> **EXERCISE GOAL**:
From the entries below, copy every line that holds the word "name".

[PROVIDED INFORMATION Boundary: Start]

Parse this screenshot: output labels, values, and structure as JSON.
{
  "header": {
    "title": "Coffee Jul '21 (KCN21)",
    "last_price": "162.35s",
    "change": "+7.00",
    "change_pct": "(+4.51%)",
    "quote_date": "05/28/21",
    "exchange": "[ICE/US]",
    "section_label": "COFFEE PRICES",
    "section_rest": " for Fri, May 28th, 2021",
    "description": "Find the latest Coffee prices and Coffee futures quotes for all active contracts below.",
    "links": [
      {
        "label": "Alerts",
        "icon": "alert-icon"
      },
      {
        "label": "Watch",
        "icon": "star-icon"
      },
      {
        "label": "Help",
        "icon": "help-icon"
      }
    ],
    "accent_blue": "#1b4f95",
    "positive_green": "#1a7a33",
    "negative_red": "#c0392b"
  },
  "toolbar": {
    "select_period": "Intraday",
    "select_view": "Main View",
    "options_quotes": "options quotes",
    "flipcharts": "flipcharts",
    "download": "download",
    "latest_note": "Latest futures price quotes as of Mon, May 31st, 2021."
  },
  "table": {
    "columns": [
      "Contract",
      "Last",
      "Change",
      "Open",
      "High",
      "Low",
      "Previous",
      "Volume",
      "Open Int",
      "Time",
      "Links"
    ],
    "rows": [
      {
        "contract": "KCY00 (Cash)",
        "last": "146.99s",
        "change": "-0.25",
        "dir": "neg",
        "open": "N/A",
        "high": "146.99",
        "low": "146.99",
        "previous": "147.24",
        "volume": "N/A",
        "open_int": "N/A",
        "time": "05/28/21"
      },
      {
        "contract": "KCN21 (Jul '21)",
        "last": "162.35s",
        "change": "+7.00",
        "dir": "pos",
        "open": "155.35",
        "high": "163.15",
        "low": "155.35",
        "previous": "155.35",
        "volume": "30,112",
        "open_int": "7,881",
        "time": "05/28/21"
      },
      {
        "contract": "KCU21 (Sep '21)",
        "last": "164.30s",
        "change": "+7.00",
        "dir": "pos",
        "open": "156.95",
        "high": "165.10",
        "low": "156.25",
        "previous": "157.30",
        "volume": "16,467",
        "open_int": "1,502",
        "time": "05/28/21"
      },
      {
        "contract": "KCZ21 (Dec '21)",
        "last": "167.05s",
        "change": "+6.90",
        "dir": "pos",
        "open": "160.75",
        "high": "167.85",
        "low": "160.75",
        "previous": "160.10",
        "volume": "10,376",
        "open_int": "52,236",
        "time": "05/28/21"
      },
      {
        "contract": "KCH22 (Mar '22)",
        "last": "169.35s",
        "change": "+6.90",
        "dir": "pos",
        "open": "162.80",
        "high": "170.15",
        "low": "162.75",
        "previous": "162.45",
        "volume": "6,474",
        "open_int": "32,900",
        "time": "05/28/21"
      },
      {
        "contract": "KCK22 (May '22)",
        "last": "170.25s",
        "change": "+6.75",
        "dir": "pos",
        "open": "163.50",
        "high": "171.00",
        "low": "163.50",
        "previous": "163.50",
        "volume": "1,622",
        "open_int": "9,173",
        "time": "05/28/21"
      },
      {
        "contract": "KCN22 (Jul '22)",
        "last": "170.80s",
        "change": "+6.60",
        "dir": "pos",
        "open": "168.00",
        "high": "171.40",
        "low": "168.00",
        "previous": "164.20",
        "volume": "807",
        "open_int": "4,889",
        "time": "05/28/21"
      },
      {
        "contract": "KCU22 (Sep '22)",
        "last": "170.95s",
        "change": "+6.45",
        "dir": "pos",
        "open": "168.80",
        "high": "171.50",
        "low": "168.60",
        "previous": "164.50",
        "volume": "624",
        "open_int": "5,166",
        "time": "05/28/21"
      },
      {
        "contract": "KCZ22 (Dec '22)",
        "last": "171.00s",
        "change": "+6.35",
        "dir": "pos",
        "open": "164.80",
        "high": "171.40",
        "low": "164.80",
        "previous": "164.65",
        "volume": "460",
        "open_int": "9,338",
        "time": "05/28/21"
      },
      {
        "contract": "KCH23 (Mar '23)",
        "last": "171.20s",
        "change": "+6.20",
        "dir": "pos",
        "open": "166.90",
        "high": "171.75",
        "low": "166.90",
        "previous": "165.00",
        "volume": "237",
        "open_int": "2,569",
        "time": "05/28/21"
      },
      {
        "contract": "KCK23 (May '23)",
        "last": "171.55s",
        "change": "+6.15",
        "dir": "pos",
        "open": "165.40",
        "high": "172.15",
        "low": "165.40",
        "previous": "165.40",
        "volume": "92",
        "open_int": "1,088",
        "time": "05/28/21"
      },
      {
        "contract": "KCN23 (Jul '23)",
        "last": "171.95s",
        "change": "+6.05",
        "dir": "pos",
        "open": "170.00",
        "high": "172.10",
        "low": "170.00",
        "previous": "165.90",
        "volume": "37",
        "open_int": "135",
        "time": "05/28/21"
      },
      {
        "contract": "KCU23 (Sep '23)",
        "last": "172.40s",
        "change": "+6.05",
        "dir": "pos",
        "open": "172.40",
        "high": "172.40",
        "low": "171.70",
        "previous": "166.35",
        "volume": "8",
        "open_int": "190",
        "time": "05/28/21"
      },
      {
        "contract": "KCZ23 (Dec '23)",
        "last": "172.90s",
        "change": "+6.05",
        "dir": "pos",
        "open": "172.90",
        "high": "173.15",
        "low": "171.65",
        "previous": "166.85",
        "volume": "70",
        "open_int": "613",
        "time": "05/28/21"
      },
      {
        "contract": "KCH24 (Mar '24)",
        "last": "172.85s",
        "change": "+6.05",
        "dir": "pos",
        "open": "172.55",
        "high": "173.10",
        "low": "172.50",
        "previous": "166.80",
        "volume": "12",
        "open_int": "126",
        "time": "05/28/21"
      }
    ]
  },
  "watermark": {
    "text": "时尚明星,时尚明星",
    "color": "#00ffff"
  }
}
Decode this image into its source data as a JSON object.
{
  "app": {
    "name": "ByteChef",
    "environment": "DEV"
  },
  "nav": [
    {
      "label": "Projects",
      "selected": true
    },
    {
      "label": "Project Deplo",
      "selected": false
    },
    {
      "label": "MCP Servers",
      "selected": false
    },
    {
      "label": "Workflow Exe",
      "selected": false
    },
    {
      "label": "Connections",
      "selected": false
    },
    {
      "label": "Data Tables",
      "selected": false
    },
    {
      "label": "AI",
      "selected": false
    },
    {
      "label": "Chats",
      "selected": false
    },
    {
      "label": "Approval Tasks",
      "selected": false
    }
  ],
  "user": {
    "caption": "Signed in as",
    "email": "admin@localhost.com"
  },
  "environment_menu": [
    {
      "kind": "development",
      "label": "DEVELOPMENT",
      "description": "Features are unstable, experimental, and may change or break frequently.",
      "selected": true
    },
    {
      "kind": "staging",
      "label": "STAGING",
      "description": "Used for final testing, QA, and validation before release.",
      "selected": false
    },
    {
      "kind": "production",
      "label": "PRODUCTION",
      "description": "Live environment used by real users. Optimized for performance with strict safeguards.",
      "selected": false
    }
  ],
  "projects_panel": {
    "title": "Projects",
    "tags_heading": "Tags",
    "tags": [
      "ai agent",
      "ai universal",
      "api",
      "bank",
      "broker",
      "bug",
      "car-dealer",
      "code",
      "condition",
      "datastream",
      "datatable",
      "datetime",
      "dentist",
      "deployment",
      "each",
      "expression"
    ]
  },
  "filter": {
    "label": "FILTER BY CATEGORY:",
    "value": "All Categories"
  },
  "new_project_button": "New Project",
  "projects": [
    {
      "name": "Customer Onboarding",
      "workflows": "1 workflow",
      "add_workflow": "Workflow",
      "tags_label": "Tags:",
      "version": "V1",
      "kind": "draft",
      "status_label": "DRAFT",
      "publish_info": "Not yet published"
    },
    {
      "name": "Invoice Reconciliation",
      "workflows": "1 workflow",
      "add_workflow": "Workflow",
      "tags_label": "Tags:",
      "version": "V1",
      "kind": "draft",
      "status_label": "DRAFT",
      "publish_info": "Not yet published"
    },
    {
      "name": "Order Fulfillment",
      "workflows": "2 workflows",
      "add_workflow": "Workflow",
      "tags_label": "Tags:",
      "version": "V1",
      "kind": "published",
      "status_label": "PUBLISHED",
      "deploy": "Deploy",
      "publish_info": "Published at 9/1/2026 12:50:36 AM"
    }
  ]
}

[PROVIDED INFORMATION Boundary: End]

> **YOUR SOLUTION**:
    "name": "ByteChef",
      "name": "Customer Onboarding",
      "name": "Invoice Reconciliation",
      "name": "Order Fulfillment",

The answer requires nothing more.